She eventually stopped in the center shoulder because she was missing 2 tires. Police used 2 vehicles to block in her mostly immobilized vehicle. Police then ordered her to get out of her vehicle, with audio revealing officers mentioning she had a steak knife and screwdriver in the car with her.
Police suspect she has been using cocaine, but police were informed that she had been seeing a therapist and had previously experienced suicidal thoughts and hallucinations, according to the Courier-News.
The standoff lasted about an hour, with police trying to convince her to exit her vehicle to be arrested. They also had plenty of time to discuss an appropriate non lethal way to capture her if she was aggressive when she did get out.
“If she does exit out of the vehicle, we’ll try to order her back,” Lt. Christian Jensen explains in the footage. Jensen, “the boss” at the scene, tells the other officers: “If she does end up brandishing the knife, we’ll go with the 40, OK?” “40” is how the officers refer to the less lethal rubber bullets.

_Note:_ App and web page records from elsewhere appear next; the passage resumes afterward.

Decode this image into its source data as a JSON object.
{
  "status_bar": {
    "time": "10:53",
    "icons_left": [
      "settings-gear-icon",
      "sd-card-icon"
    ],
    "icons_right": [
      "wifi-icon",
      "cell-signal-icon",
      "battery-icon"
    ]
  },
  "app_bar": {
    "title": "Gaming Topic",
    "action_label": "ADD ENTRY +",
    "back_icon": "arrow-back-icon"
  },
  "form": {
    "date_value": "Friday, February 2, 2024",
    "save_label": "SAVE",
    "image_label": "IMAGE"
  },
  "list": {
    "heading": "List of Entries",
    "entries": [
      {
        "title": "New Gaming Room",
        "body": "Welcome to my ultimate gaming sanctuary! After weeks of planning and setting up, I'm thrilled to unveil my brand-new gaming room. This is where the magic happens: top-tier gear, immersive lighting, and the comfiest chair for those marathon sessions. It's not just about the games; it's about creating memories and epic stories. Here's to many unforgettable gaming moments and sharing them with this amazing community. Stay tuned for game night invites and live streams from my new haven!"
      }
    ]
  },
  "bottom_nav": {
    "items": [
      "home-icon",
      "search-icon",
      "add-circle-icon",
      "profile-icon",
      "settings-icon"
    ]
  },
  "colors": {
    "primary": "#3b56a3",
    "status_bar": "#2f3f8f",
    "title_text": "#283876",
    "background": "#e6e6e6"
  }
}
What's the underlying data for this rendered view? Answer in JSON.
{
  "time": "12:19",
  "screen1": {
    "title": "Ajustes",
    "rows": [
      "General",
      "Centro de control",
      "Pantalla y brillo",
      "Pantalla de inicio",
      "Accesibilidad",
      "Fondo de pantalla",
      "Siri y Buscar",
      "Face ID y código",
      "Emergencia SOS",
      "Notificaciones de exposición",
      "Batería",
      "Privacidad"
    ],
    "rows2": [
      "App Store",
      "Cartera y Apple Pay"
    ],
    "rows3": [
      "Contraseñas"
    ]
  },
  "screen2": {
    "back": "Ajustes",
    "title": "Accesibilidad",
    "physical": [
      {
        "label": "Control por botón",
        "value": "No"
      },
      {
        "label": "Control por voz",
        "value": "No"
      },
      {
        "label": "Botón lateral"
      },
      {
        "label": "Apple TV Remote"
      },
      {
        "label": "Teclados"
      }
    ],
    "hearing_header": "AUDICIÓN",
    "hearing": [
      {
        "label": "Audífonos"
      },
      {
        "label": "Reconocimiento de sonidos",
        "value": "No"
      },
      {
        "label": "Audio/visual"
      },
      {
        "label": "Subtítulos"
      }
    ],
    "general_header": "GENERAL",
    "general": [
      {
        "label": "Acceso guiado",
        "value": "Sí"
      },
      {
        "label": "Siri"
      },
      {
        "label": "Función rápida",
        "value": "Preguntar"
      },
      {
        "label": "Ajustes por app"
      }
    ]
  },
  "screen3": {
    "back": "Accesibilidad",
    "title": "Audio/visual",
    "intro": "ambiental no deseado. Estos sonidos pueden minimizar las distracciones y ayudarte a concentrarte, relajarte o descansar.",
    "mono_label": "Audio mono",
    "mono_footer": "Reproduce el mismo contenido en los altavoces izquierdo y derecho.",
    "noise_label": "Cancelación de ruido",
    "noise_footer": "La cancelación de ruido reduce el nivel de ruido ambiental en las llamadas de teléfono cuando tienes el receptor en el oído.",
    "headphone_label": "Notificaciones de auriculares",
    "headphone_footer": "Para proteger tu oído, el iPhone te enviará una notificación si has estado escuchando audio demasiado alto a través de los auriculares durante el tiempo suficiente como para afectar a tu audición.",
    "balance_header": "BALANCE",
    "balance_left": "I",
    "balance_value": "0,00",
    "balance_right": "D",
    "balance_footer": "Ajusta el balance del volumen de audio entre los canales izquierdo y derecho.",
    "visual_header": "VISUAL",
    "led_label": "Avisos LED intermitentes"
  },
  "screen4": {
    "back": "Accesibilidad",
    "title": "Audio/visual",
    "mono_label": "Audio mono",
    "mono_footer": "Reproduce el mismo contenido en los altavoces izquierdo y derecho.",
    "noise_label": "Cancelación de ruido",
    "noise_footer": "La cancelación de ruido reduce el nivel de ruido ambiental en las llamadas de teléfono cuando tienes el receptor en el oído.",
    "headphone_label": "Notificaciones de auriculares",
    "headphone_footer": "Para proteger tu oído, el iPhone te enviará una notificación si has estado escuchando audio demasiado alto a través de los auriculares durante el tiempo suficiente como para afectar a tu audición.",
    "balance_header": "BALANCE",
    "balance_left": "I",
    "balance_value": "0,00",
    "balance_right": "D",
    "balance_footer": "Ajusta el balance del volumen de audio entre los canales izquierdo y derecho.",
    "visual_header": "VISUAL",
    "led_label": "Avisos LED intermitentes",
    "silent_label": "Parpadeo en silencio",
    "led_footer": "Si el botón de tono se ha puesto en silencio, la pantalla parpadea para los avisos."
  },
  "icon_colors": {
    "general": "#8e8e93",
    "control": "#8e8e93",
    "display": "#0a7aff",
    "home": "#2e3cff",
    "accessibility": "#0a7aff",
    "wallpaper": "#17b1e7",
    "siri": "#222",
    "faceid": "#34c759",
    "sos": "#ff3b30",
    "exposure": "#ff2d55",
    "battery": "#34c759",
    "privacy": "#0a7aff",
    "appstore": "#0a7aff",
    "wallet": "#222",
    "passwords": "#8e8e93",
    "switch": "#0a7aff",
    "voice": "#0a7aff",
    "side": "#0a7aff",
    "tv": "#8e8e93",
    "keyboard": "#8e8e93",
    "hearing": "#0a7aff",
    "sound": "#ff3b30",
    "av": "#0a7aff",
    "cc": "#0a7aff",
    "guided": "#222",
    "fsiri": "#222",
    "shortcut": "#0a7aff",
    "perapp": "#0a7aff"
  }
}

“And, if it ends up being closer, if she’s coming towards us, we’ll try to tase her then,” Jensen says. “Then we’ll take other options.”
Officers did not expect the mentally ill woman to set something on fire in her car before exiting, but she did.
As smoke filled her vehicle, she exited the vehicle, gasping for air. Officers yell at her, “Put the knife down!” as she stepped out. Then Jensen fatally shot her within 1 second of her stepping out.
Watch video of the incident below:
Jensen then tells a story of how had no other option because the mentally ill woman was viciously wielding multiple knives, even though she had barely stepped out of her vehicle when he killed her.
“OK, I shot. After this is done, we’re going to have to talk here,” Jensen said. As an officer approached, Jensen explains: “Yeah, I shot her. … She had a couple knives in her hands, approached us with the knives, yelling and screaming.
“Oh, I’m good. I mean, I don’t know what else we were going to do there,” Jensen tells another officer who asks him how he is doing. “I’m not happy. It absolutely sucks, but … I was stuck, you know?”
The Elgin police department originally released edited footage, but outrage and accusations from family and activists convinced the department to release the unedited versions.
Antonio Romanucci, the Clements family’s attorney, said police had plenty of time to get a crisis intervention team to the scene, but they did not do it.
“Since they did not deal with this as a medical situation, they dealt with this as a militarized police situation,” said Romanucci. “Because one officer perceived her as [a] deadly threat, despite the plan not to kill her, with all those officers there, it was predetermined that she would die.”
“There was no evidence that police were in fear of their own bodily harm,” Romanucci said, adding that police knew the victim had emotional and mental health problems.